Thoracic Aortic Aneurysm Repair
The treatment plan for a thoracic aortic aneurysm (TAA) depends on its size, growth rate, location and your general health. If the aneurysm is small and you have no symptoms, your physician may suggest a conservative medical approach that would typically include regularly scheduled diagnostic tests to check the aneurysms size and strict monitoring of your blood pressure and diet. If your aneurysm is large enough, or if the aneurysm is growing more than 0.5 centimeter per year, your surgeon will most likely recommend surgery as your best option.
The conservative approach to treatment is typically used for aneurysms that are smaller than about two inches across.
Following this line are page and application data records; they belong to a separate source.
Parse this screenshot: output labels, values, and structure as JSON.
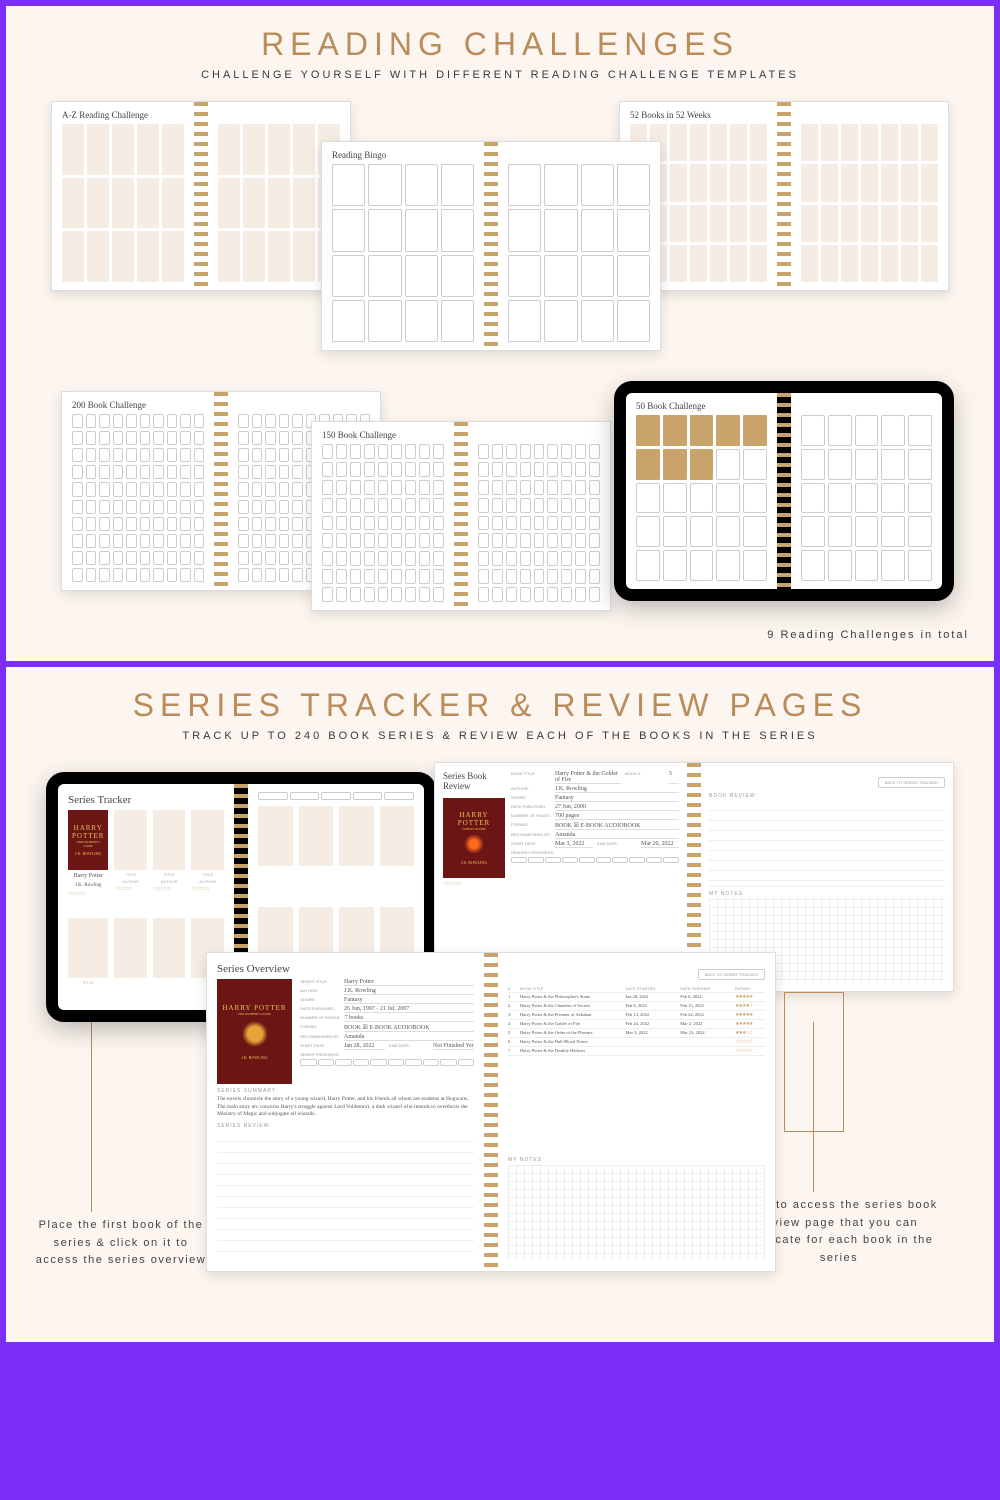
{
  "panel1": {
    "title": "READING CHALLENGES",
    "subtitle": "CHALLENGE YOURSELF WITH DIFFERENT READING CHALLENGE TEMPLATES",
    "footnote": "9 Reading Challenges in total",
    "spreads": {
      "az": "A-Z Reading Challenge",
      "bingo": "Reading Bingo",
      "w52": "52 Books in 52 Weeks",
      "b200": "200 Book Challenge",
      "b150": "150 Book Challenge",
      "b50": "50 Book Challenge"
    }
  },
  "panel2": {
    "title": "SERIES TRACKER & REVIEW PAGES",
    "subtitle": "TRACK UP TO 240 BOOK SERIES & REVIEW EACH OF THE BOOKS IN THE SERIES",
    "callout_left": "Place the first book of the series & click on it to access the series overview",
    "callout_right": "Click to access the series book review page that you can duplicate for each book in the series",
    "tracker": {
      "heading": "Series Tracker",
      "cover_title": "HARRY POTTER",
      "cover_sub": "PHILOSOPHER'S STONE",
      "cover_author": "J.K. ROWLING",
      "label_title": "Harry Potter",
      "label_author": "J.K. Rowling",
      "slot_title": "TITLE",
      "slot_author": "AUTHOR"
    },
    "overview": {
      "heading": "Series Overview",
      "fields": {
        "series_title_lbl": "SERIES TITLE:",
        "series_title_val": "Harry Potter",
        "author_lbl": "AUTHOR:",
        "author_val": "J.K. Rowling",
        "genre_lbl": "GENRE:",
        "genre_val": "Fantasy",
        "date_pub_lbl": "DATE PUBLISHED:",
        "date_pub_val": "26 Jun, 1997 - 21 Jul, 2007",
        "num_books_lbl": "NUMBER OF BOOKS:",
        "num_books_val": "7 books",
        "format_lbl": "FORMAT:",
        "format_val": "BOOK  ☒ E-BOOK   AUDIOBOOK",
        "rec_lbl": "RECOMMENDED BY:",
        "rec_val": "Amanda",
        "start_lbl": "START DATE:",
        "start_val": "Jan 28, 2022",
        "end_lbl": "END DATE:",
        "end_val": "Not Finished Yet",
        "progress_lbl": "SERIES PROGRESS:"
      },
      "summary_lbl": "SERIES SUMMARY:",
      "summary_text": "The novels chronicle the story of a young wizard, Harry Potter, and his friends all whom are students at Hogwarts. The main story arc concerns Harry's struggle against Lord Voldemort, a dark wizard who intends to overthrow the Ministry of Magic and subjugate all wizards.",
      "review_lbl": "SERIES REVIEW:",
      "table_hdr": {
        "n": "#",
        "title": "BOOK TITLE",
        "start": "DATE STARTED",
        "end": "DATE FINISHED",
        "rating": "RATING"
      },
      "books": [
        {
          "n": "1",
          "title": "Harry Potter & the Philosopher's Stone",
          "start": "Jan 28, 2022",
          "end": "Feb 6, 2022",
          "stars": "★★★★★"
        },
        {
          "n": "2",
          "title": "Harry Potter & the Chamber of Secrets",
          "start": "Feb 8, 2022",
          "end": "Feb 13, 2022",
          "stars": "★★★★☆"
        },
        {
          "n": "3",
          "title": "Harry Potter & the Prisoner of Azkaban",
          "start": "Feb 14, 2022",
          "end": "Feb 24, 2022",
          "stars": "★★★★★"
        },
        {
          "n": "4",
          "title": "Harry Potter & the Goblet of Fire",
          "start": "Feb 24, 2022",
          "end": "Mar 2, 2022",
          "stars": "★★★★★"
        },
        {
          "n": "5",
          "title": "Harry Potter & the Order of the Phoenix",
          "start": "Mar 3, 2022",
          "end": "Mar 23, 2022",
          "stars": "★★★☆☆"
        },
        {
          "n": "6",
          "title": "Harry Potter & the Half-Blood Prince",
          "start": "",
          "end": "",
          "stars": "☆☆☆☆☆"
        },
        {
          "n": "7",
          "title": "Harry Potter & the Deathly Hallows",
          "start": "",
          "end": "",
          "stars": "☆☆☆☆☆"
        }
      ],
      "notes_lbl": "MY NOTES",
      "back_btn": "BACK TO SERIES TRACKER"
    },
    "review": {
      "heading": "Series Book Review",
      "cover_title": "HARRY POTTER",
      "cover_sub": "GOBLET OF FIRE",
      "cover_author": "J.K. ROWLING",
      "fields": {
        "title_lbl": "BOOK TITLE:",
        "title_val": "Harry Potter & the Goblet of Fire",
        "bookn_lbl": "BOOK #:",
        "bookn_val": "5",
        "author_lbl": "AUTHOR:",
        "author_val": "J.K. Rowling",
        "genre_lbl": "GENRE:",
        "genre_val": "Fantasy",
        "date_pub_lbl": "DATE PUBLISHED:",
        "date_pub_val": "27 Jun, 2000",
        "pages_lbl": "NUMBER OF PAGES:",
        "pages_val": "700 pages",
        "format_lbl": "FORMAT:",
        "format_val": "BOOK  ☒ E-BOOK   AUDIOBOOK",
        "rec_lbl": "RECOMMENDED BY:",
        "rec_val": "Amanda",
        "start_lbl": "START DATE:",
        "start_val": "Mar 3, 2022",
        "end_lbl": "END DATE:",
        "end_val": "Mar 20, 2022",
        "progress_lbl": "READING PROGRESS:"
      },
      "book_review_lbl": "BOOK REVIEW:",
      "notes_lbl": "MY NOTES",
      "back_btn": "BACK TO SERIES TRACKER"
    }
  }
}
If you also have high blood pressure, your physician may prescribe blood pressure medication to lower your overall blood pressure and the pressure on the weakened area of the aneurysm.
If your TAA is large, causing symptoms, growing quickly or your health is compromised for other reasons, your surgeon may recommend active and prompt treatment to prevent rupture. If you have Marfan's syndrome, you may require active treatment sooner than patients who have small TAAs but do not have Marfan's syndrome.
The active treatments for TAA are open surgical aneurysm repair and endovascular stent-graft repair.
Open Surgical Repair
During open aneurysm repair, your surgeon makes an incision in your chest and replaces the weakened portion of your aorta with a fabric tube, called a graft. The graft is stronger than the weakened aorta and allows blood to pass through it without causing a bulge. Many patients who have a TAA also have heart disease or involvement of the aorta adjacent to the heart. For extensive or complex thoracic aneurysms, sometimes heart surgery is required at the same time as open aneurysm repair depending upon the particular situation.
The operation, including the incision that is made, depends on the location of the aneurysm. If the aneurysm is close to the aortic valve, an incision in the front of the chest such as a median sternotomy may be used. If the aneurysm is close to the valve, the aortic valve may have to be repaired or replaced. Surgery on the aortic arch is usually done from the front as well. If the aneurysm involves the descending thoracic aorta, which lies in the left chest, or the thoracic abdominal aorta, an incision on the left side of the chest will likely be required. If the aneurysm is confined to the abdomen, then an incision either in the abdomen, or on the side or flank may be used.
Following the surgery, you may stay in the hospital for five to 10 days. If your aneurysm is extensive or complex, or if you have other conditions such as heart, lung or kidney disease, you may require two to three months for a complete recovery.